  • The apron needs to be more like a toolbelt, but not exactly. I have something like that and it presents problems for me. This takes me to the part that I think might be a hard sell because it seems so weird. I garden in a close fitting long-sleeved T shirt and sturdy jeans (baggy clothes catch on things, like rose thorns). In the classic crouched weeding or planting position, the T shirt rides up and the pants down, exposing a crescent of my lower back that gets sunburned. My garden apron idea is to have the apron tied on in the opposite way that it would normally be worn. In other words, a back panel would cover the lower back, preventing sunburn, the tie would be in the front, in my case, enfolded in belly fat, and the utility pockets would hang accessibly from the sides of ones outer hips, where they can be readily accessed.
  • The majority of people are right handed and so the narrow pocket for a writing implement might be on the right, but a similar pocket could be on the left, for lefties, or equally serviceable for plant markers. The heavier hand tools; the trowels and cultivators, would best be located as close to the vertical hipline as possible, so they work in harmony with gravity and our most durable and padded anatomical parts. (Sorry supermodels…talk to me about doing a padded couture version just for you!).

So I want your input and experience….pros, cons, all of it. There could be a bibbed version of the Ultimate Garden Apron. I suppose a bibbed version would provide additional storage for small items, but I think the pockets on the bib would have to be placed somewhere mid-chest and they would have to hang freely for easy accessibility, which means they can’t be very deep, otherwise they would block your field of vision. (Sometimes bibs can ride up and choke you a bit).

Oh, I forgot to mention…..my ultimate gardening apron must be durable and good-looking. I’m planning my apron around 100% cotton ticking fabrics, made in the USA.
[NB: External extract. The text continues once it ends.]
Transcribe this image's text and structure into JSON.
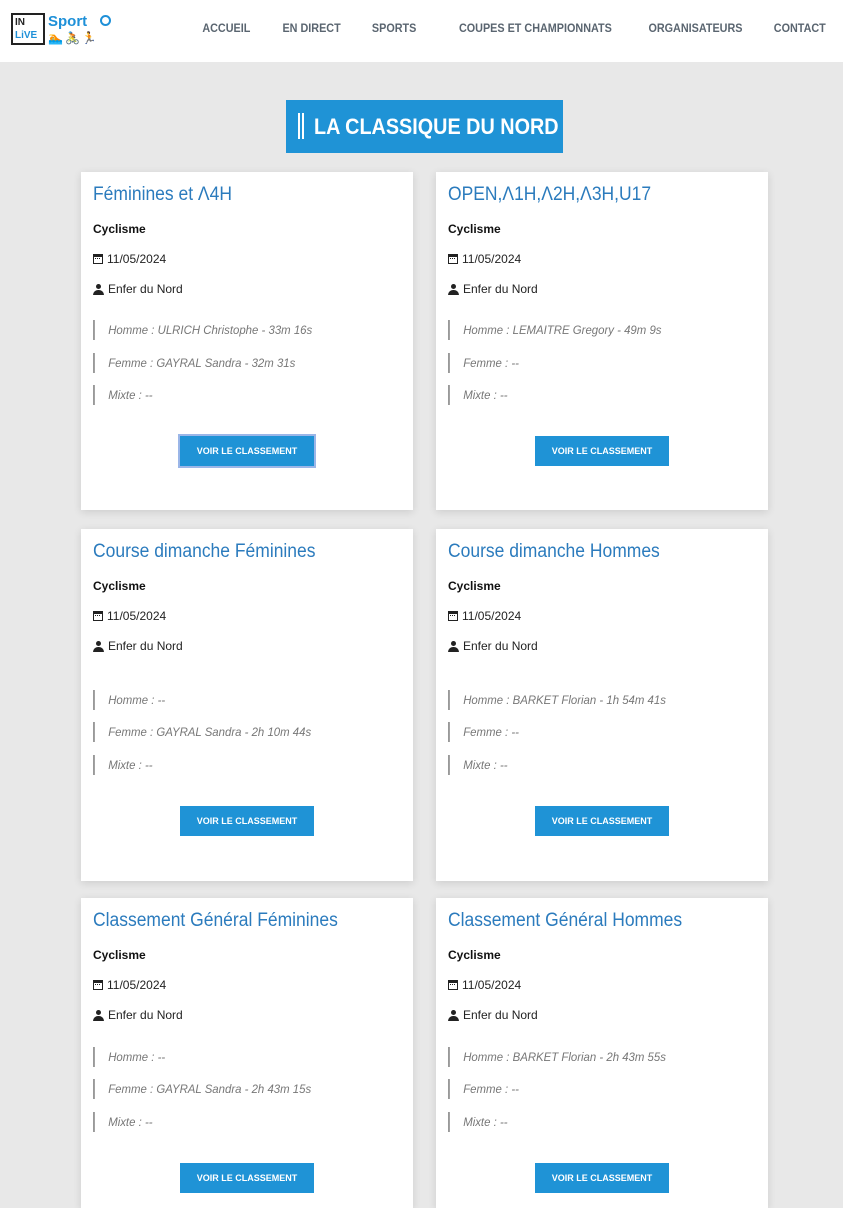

Ladies and Gentlemen, this is a contest / giveaway. Totally subjective (but nepotism and familiarity free).  You MUST comment. Include details regarding what you want a Garden Apron to do for you. Based upon the seriousness and depth of you comments, I will select a winner, and he or she will receive one of my Ultimate Gardening Aprons within a months time.

Deadline for Comments is: April 1, 2014!!! I look forward to hearing from you!

Totebags – Franglais Chinois!

You know, we all seem to have a dozen or more totebags but few of them are chic or stylish. In an attempt to change that ethos I’ve come up with a stylish, chic and utilitarian version of a Totebag, smart enough to double as a handbag. The fabrics are chic, honest and rooted in traditional textiles.  The main body of the bag is a heavy-weight cotton ticking made in the USA. The exterior pockets, the lower part of the bag, are in a polyester ultrasuede made in China, trimmed and lined with the charming Provencale fabrics that we’ve imported from France, which also line the interior of the tote, which features an interior pocket for a cell phone or, whatever… The straps combine the durable ultrasuede and the yellow ticking fabric.

The 'Avignon' totebag.

The ‘Avignon’ totebag.

Chic and useful totebag.
The bold, stylish, and infinitely useful ‘Avignon Tote’.